Tuesday night on YES, David Cone was on a roll.
In the fourth inning against the Braves — in another game that challenged the better senses to find something, anything, more sensible — Cone spoke of how he was inspired as a kid by watching Luis Tiant manipulate batters and “improvise” throughout a game.
“I think that’s part of the lost art in pitching, nowadays. You see maximum effort, maximum velocity, starters going fewer innings, and that ‘improv’ allowed you to pitch more innings, give different looks.
“I don’t blame the pitchers, nowadays, they’re just not allowed to go as far as we were allowed to go. If I had 100 pitches after five innings, I had two or three more innings left. I wasn’t done after five; I finished with 130 pitches.”
OK, got it. Good stuff, too. But one question: Why? Why has that changed? That’s the part no one who gets it gets.
It’s not as if such management has reduced injuries. Seems every team’s IL is packed with pitchers far more than ever. So again, why, and to what good end?

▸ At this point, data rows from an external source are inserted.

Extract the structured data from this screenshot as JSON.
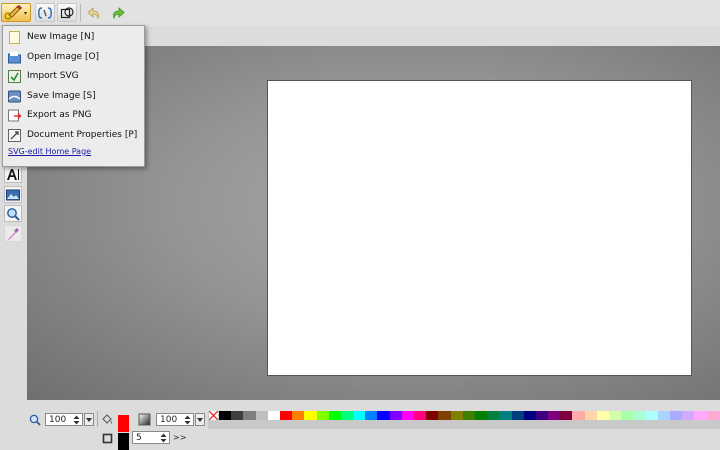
{
  "menu": {
    "items": [
      {
        "label": "New Image [N]",
        "icon": "new-image-icon"
      },
      {
        "label": "Open Image [O]",
        "icon": "open-image-icon"
      },
      {
        "label": "Import SVG",
        "icon": "import-svg-icon"
      },
      {
        "label": "Save Image [S]",
        "icon": "save-image-icon"
      },
      {
        "label": "Export as PNG",
        "icon": "export-png-icon"
      },
      {
        "label": "Document Properties [P]",
        "icon": "document-properties-icon"
      }
    ],
    "home_link": "SVG-edit Home Page"
  },
  "toolbar": {
    "icons": [
      "main-menu-icon",
      "source-icon",
      "wireframe-icon",
      "undo-icon",
      "redo-icon"
    ]
  },
  "bottom": {
    "zoom_value": "100",
    "opacity_value": "100",
    "stroke_width_value": "5",
    "more_label": ">>",
    "fill_color": "#ff0000",
    "stroke_color": "#000000"
  },
  "palette": [
    "#000000",
    "#3f3f3f",
    "#7f7f7f",
    "#bfbfbf",
    "#ffffff",
    "#ff0000",
    "#ff7f00",
    "#ffff00",
    "#7fff00",
    "#00ff00",
    "#00ff7f",
    "#00ffff",
    "#007fff",
    "#0000ff",
    "#7f00ff",
    "#ff00ff",
    "#ff007f",
    "#7f0000",
    "#7f3f00",
    "#7f7f00",
    "#3f7f00",
    "#007f00",
    "#007f3f",
    "#007f7f",
    "#003f7f",
    "#00007f",
    "#3f007f",
    "#7f007f",
    "#7f003f",
    "#ffaaaa",
    "#ffd4aa",
    "#ffffaa",
    "#d4ffaa",
    "#aaffaa",
    "#aaffd4",
    "#aaffff",
    "#aad4ff",
    "#aaaaff",
    "#d4aaff",
    "#ffaaff",
    "#ffaad4"
  ]
}
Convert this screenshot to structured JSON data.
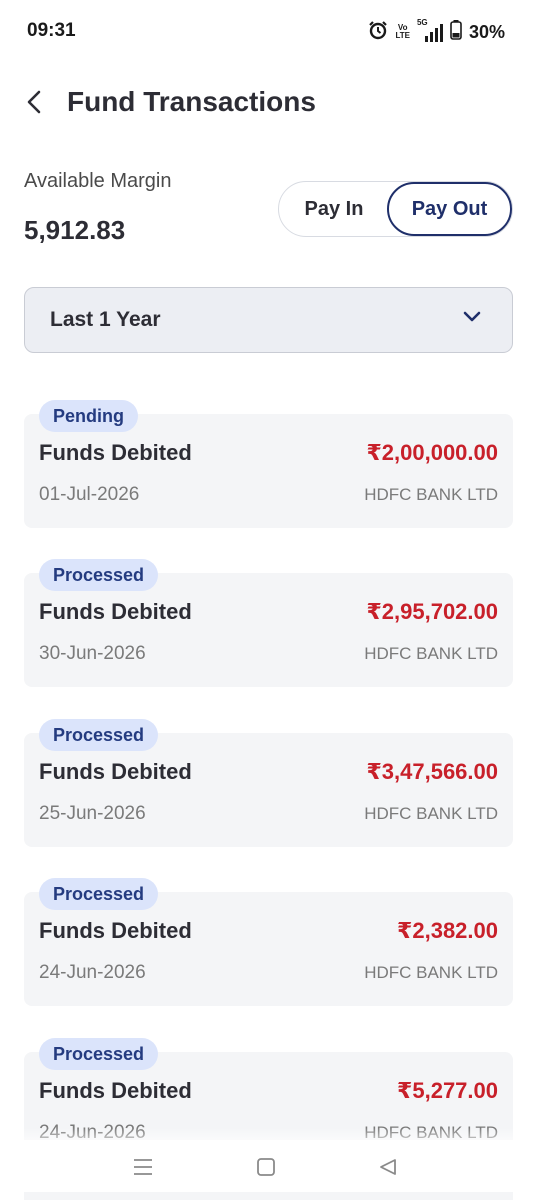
{
  "status_bar": {
    "time": "09:31",
    "volte_top": "Vo",
    "volte_bottom": "LTE",
    "network": "5G",
    "battery": "30%"
  },
  "header": {
    "title": "Fund Transactions"
  },
  "margin": {
    "label": "Available Margin",
    "value": "5,912.83"
  },
  "toggle": {
    "pay_in": "Pay In",
    "pay_out": "Pay Out",
    "selected": "Pay Out"
  },
  "filter": {
    "selected": "Last 1 Year"
  },
  "transactions": [
    {
      "status": "Pending",
      "title": "Funds Debited",
      "amount": "₹2,00,000.00",
      "date": "01-Jul-2026",
      "bank": "HDFC BANK LTD"
    },
    {
      "status": "Processed",
      "title": "Funds Debited",
      "amount": "₹2,95,702.00",
      "date": "30-Jun-2026",
      "bank": "HDFC BANK LTD"
    },
    {
      "status": "Processed",
      "title": "Funds Debited",
      "amount": "₹3,47,566.00",
      "date": "25-Jun-2026",
      "bank": "HDFC BANK LTD"
    },
    {
      "status": "Processed",
      "title": "Funds Debited",
      "amount": "₹2,382.00",
      "date": "24-Jun-2026",
      "bank": "HDFC BANK LTD"
    },
    {
      "status": "Processed",
      "title": "Funds Debited",
      "amount": "₹5,277.00",
      "date": "24-Jun-2026",
      "bank": "HDFC BANK LTD"
    }
  ],
  "colors": {
    "accent": "#1f2f6a",
    "debit_red": "#c8202a",
    "badge_bg": "#dbe4fb",
    "card_bg": "#f4f5f7"
  },
  "icons": {
    "back": "chevron-left-icon",
    "filter": "chevron-down-icon",
    "nav": [
      "menu-icon",
      "home-square-icon",
      "back-triangle-icon"
    ]
  }
}
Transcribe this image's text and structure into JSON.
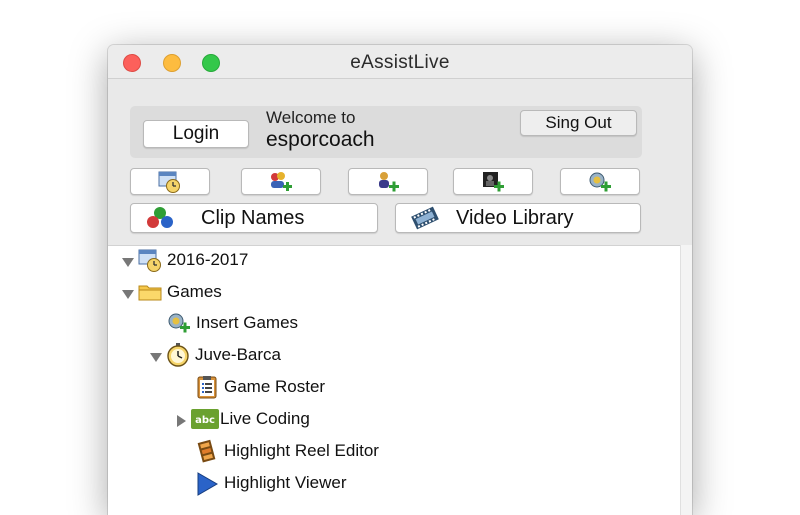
{
  "window": {
    "title": "eAssistLive"
  },
  "account": {
    "login_label": "Login",
    "welcome_label": "Welcome to",
    "username": "esporcoach",
    "signout_label": "Sing Out"
  },
  "toolbar": {
    "icons": [
      "calendar-clock-icon",
      "add-team-icon",
      "add-player-icon",
      "add-video-icon",
      "add-game-icon"
    ]
  },
  "actions": {
    "clip_names_label": "Clip Names",
    "video_library_label": "Video Library"
  },
  "tree": {
    "items": [
      {
        "label": "2016-2017",
        "icon": "season-calendar-icon",
        "disclosure": "expanded"
      },
      {
        "label": "Games",
        "icon": "folder-icon",
        "disclosure": "expanded"
      },
      {
        "label": "Insert Games",
        "icon": "insert-game-icon",
        "disclosure": "none"
      },
      {
        "label": "Juve-Barca",
        "icon": "stopwatch-icon",
        "disclosure": "expanded"
      },
      {
        "label": "Game Roster",
        "icon": "roster-clipboard-icon",
        "disclosure": "none"
      },
      {
        "label": "Live Coding",
        "icon": "abc-tag-icon",
        "disclosure": "collapsed"
      },
      {
        "label": "Highlight Reel Editor",
        "icon": "film-reel-icon",
        "disclosure": "none"
      },
      {
        "label": "Highlight Viewer",
        "icon": "play-icon",
        "disclosure": "none"
      }
    ]
  },
  "colors": {
    "close": "#fc605b",
    "minimize": "#fdbc40",
    "zoom": "#34c84a",
    "abc_tag": "#6aa12f",
    "play": "#2a63c8"
  }
}
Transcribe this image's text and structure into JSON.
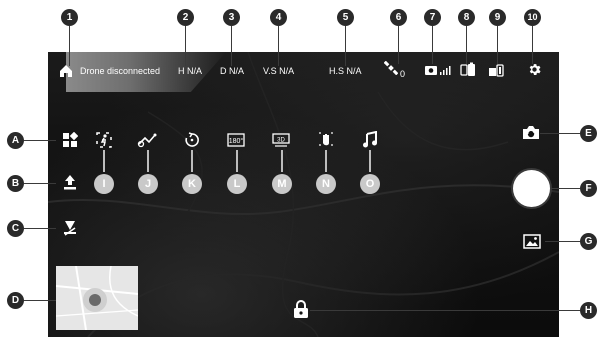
{
  "callouts_top": [
    "1",
    "2",
    "3",
    "4",
    "5",
    "6",
    "7",
    "8",
    "9",
    "10"
  ],
  "callouts_side": [
    "A",
    "B",
    "C",
    "D",
    "E",
    "F",
    "G",
    "H"
  ],
  "mode_labels": [
    "I",
    "J",
    "K",
    "L",
    "M",
    "N",
    "O"
  ],
  "status": {
    "connection": "Drone disconnected",
    "h": "H N/A",
    "d": "D N/A",
    "vs": "V.S N/A",
    "hs": "H.S N/A",
    "satellites": "0"
  },
  "icons": {
    "home": "home-icon",
    "gps": "satellite-icon",
    "camera_signal": "camera-signal-icon",
    "remote_battery": "remote-battery-icon",
    "drone_battery": "drone-battery-icon",
    "settings": "gear-icon",
    "menu": "grid-menu-icon",
    "takeoff": "takeoff-icon",
    "land": "land-icon",
    "map": "minimap",
    "switch_camera": "switch-camera-icon",
    "shutter": "shutter-button",
    "gallery": "gallery-icon",
    "lock": "lock-icon",
    "modes": [
      "follow-me-icon",
      "waypoint-icon",
      "orbit-icon",
      "panorama-180-icon",
      "vr-3d-icon",
      "gesture-icon",
      "music-icon"
    ]
  },
  "colors": {
    "screen_bg": "#111111",
    "callout_bg": "#2a2a2a",
    "mode_label_bg": "#c9c9c9"
  }
}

But “modern” baseball is loaded with good questions in search of good answers.